Vol. 41 (2021): Literary Researches
Georgian Religious Literature

Mentions about the Crucifixion of the Lord in the Georgian Editions of the “Life of St. Nino”

Published 2021-12-20

Keywords

  • “Life of St. Nino”,
  • Shatberdi-Chelishi edition,
  • Motive of Crucifixion

How to Cite

გონჯილაშვილი ნ. (2021). Mentions about the Crucifixion of the Lord in the Georgian Editions of the “Life of St. Nino”. Literary Researches, 41, 9–20. Retrieved from https://openjournals.ge/index.php/literaryresearches/article/view/3356

Abstract

 

“Life of St. Nino” is the cornerstone of Georgian Christian culture. Studying of this work is very significant as it describes the events related to conversion of Kartli. “Life of St. Nino” elucidates numerous issues of Georgian culture and history. Together with the other problems, the passages related to the Biblical histories.
In Shatberdi-Chelishi edition, namely, in the record of Salome Ujarmeli, a woman of Dvini, care-taker of St. Nino Temple, tells about Christ’s coming into the world and his worldly deeds; saying that because of Christ’s miracles the Jews were possessed by envy, they sent the riders to ask their relatives to arrive to Jerusalem as soon as possible and indeed, the followers of Moses’s religion arrived from all countries, raised against Holy Spirit, crucified Christ and cast lots for his robe.
Similar passage is repeated in the other part of the work as well. In particular, in Sydonia’s record, stating that Priest Anna wrote to Sydonia’s grand-father, Ozi about Christ’s baptism and in four years Herod issued the order to all sons of Israel to arrive to be present at Christ’s execution. According to Sydonia, brother of her father’s mother, old Elioz visited Jerusalem.
Here, it is significant that Christ’s crucifixion was prepared in advance. Regarding the events, delivering of the order to Kartli and Elioz’s arrival to Jerusalem required at least three months. All above differs from the Gospel. In the sources available to us we could not find the data similar to those in “Life of St. Nino” while these passages are present in all editions of the work. It is hard to judge, whether this is an undoubted fact or not.

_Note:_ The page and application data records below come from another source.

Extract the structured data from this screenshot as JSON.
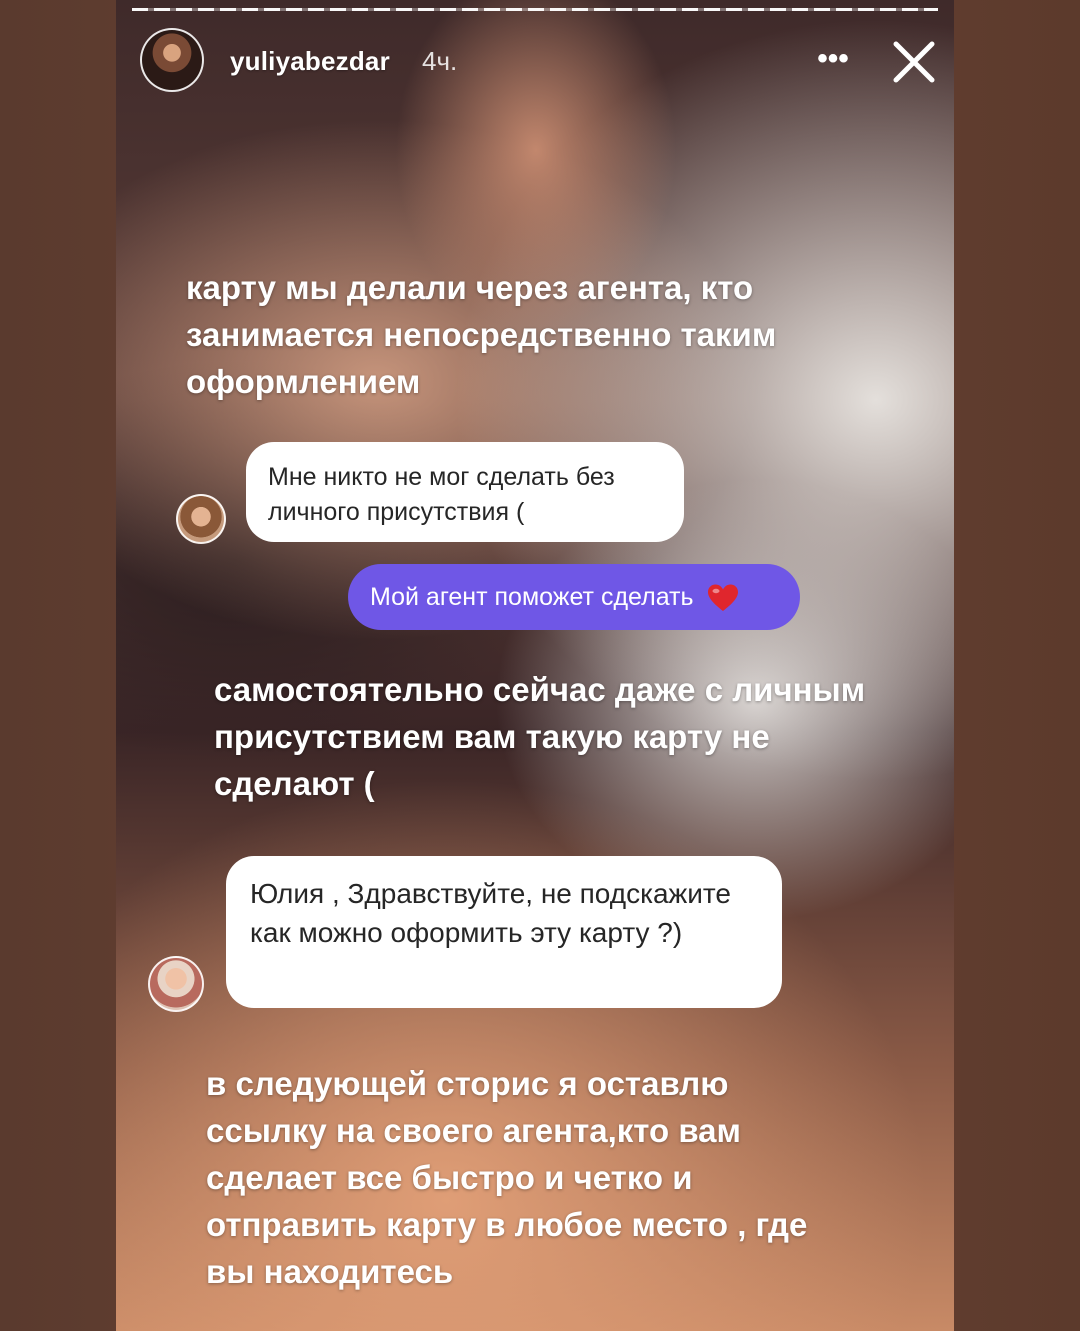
{
  "header": {
    "username": "yuliyabezdar",
    "timestamp": "4ч.",
    "more_label": "•••",
    "progress_fraction": 1.0
  },
  "story": {
    "caption_1": "карту мы делали через агента, кто занимается непосредственно таким оформлением",
    "bubble_1": "Мне никто не мог сделать без личного присутствия (",
    "bubble_me": "Мой агент поможет сделать",
    "caption_2": "самостоятельно сейчас даже с личным присутствием  вам такую карту не сделают (",
    "bubble_2": "Юлия , Здравствуйте, не подскажите как можно оформить эту карту ?)",
    "caption_3": "в следующей сторис я оставлю ссылку на своего агента,кто вам сделает все быстро и четко и отправить карту в любое место , где вы находитесь"
  },
  "icons": {
    "close": "close-icon",
    "more": "more-icon",
    "heart": "heart-icon"
  },
  "colors": {
    "sent_bubble": "#6f57e6",
    "received_bubble": "#ffffff",
    "heart": "#e0262d"
  }
}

Though if Elioz’s visit to Jerusalem is regarded as the truth, then we should believe in the above as well, as Elioz made a trip to attend the crucifixion on the basis of the letter from Jerusalem.
All above mentioned show, once more, how significant is the text of “Life of St. Nino” with respect of theology and historical narration.

References